Once a refuge of hermits, the church of Madonna della Rocca, built in the twelfth century, rises on a small mountain overlooking Taormina which offers a marvelous view of Mount Etna. It owes its name to the rock in which it is carved and built. If the church is open you can reach the beautiful open space with a big cross that dominates Taormina.
Legend says that during a storm a shepherd with his flock hid inside the cave. He saw, in the crack of lightning, a lady with a baby in her arms. Frightened, he fled, leaving his sheep. He later returned and found a crack in the rock where there was left the shape of the lady with the baby.
The small cave became a place of pilgrimage for many believers who still today visit the church every third Sunday of September to celebrate the Madonna della Rocca.


The little island of Isola Bella – formerly called Santo Stefano – is connected to the mainland by a short sandy path, submerged or above sea-level depending on the tide. The island is landscaped with a series of small terraces linked by small stairways and pathways.

Lady Florence Trevelyan, bought Isola Bella, built a charming house and established a garden there that became the home of various sea birds.

After Florence’s death Isola Bella stayed in private hands until 1990 when it was taken over by the Regional Government of Sicily who designated it a Nature Reserve.


Castelmola is like an eagle’s nest clinging to a rock peak at an altitude of over 500 meters. It is a small but enchanting medieval city situated just above Taormina. From the scenic area of the castle you can admire the imposing Etna overlooking the Gulf of Naxos, the town of Taormina, and the coast of Calabria.

Castelmola has a network of tight charming step ways perfect for a relaxing walk. It is a wonderful experience to get lost between small stone houses where cats nap in the lazy Sicilian sun.

Don’t miss the bar San Giorgio (St George), founded in 1700 by monks who used it as a tavern. Many years later, Don Vincenzo Blandano turned it into one of the most typical bars of the town, where since 1907 he has collected in his ‘’guest book’’ signatures and thoughts of visitors, including those of some illustrious men of the twentieth century.

In the early years of the twentieth century between the various infusions prepared, Don Vincenzo, using the ancient techniques of Greek infusion, created the almond flavored wine that he called its “Blandanino”, a mysterious dark amber liquor made of different smells and tastes of his Sicily.


Mount Etna is the highest, most active, and most fascinating of the European volcanoes. From its top you can admire the blue of The Ionian Sea, the fire and the smoke that erupts from the main crater, and, for the most part of the year, the snowy white slopes.

It’s impossible to count the numerous activities of the volcano and even though she is in constant transformation she remains one of the most beautiful successes of landscapes on this planet. From coastal cultivation, to plains that pass through citrus, olive groves, and grape vineyards, Etna creates a harmonious space and landscape typical of a volcanic desert.

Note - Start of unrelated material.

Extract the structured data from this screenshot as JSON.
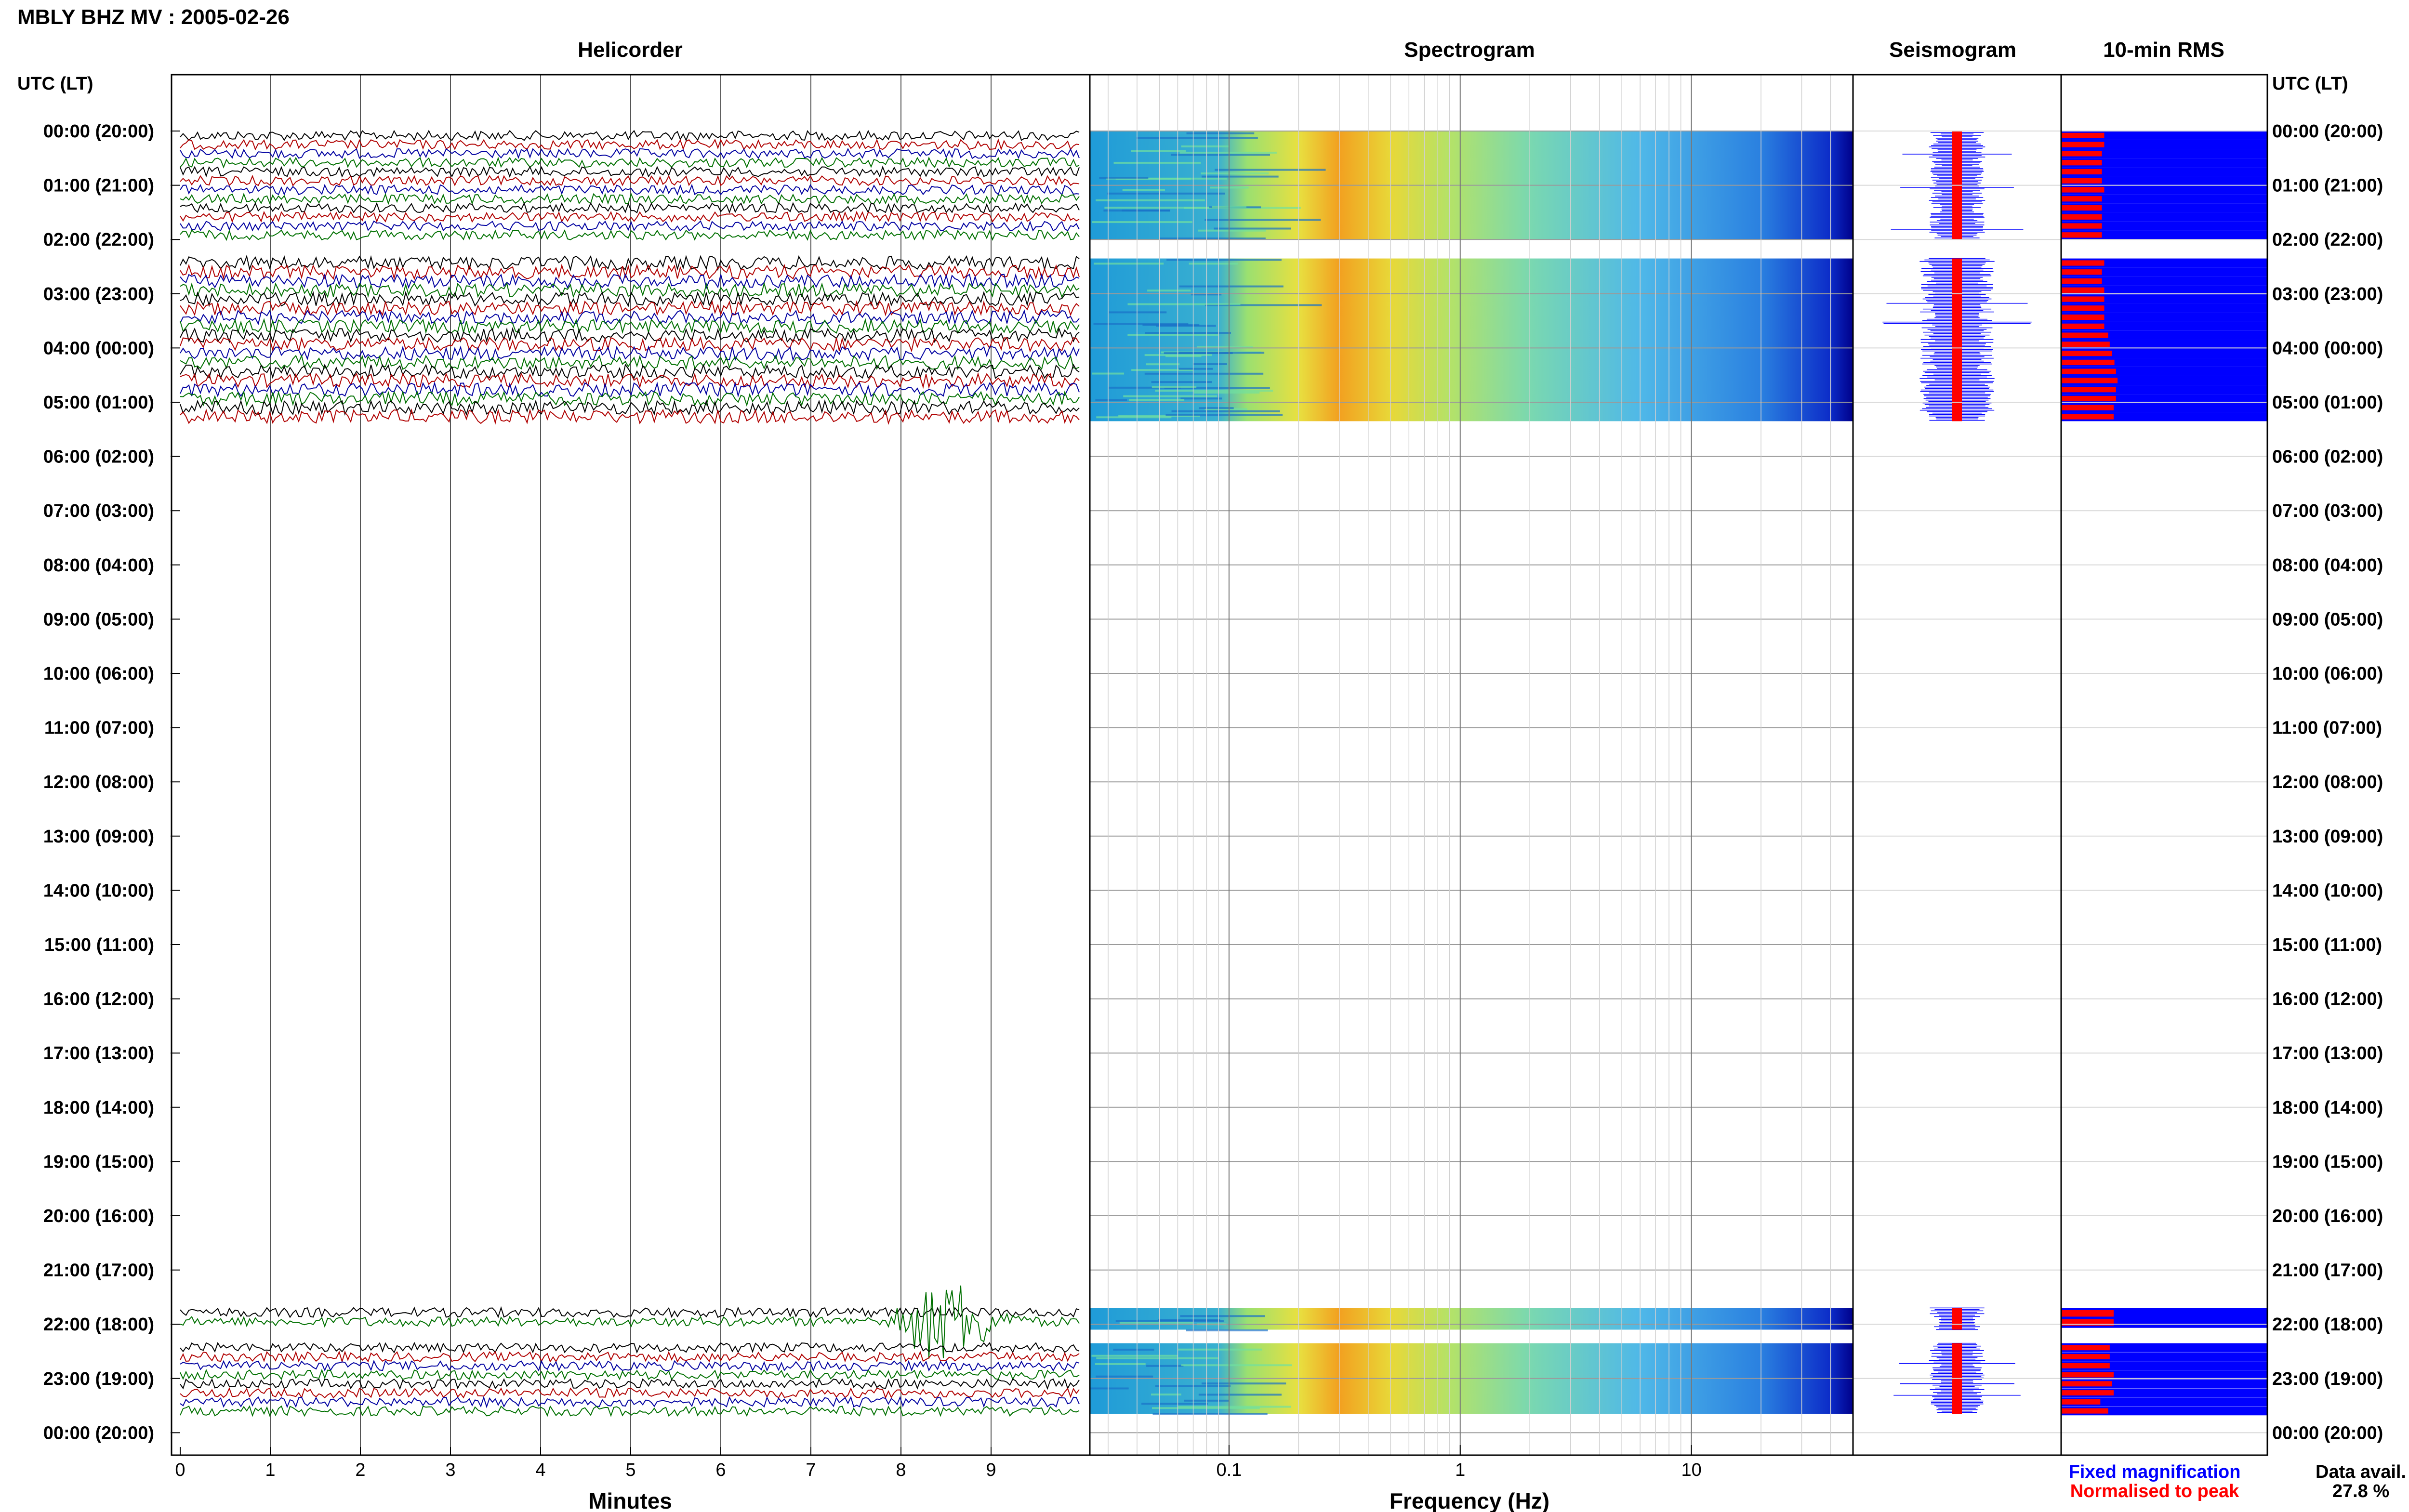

The Greek poet Pindar was one of the first to describe the eruption of Etna. For the ancient Greeks, Mount Etna was the laboratory of their god of fire Hephaestus, where he melted special tools: arms of Achilles, winged sandals of Hermes, or thunderbolts of Zeus.

Due to its history of recent activity and nearby population, Mount Etna has been designated a Decade Volcano by the United Nations. In June 2013, it was added to the list of UNESCO World Heritage Sites.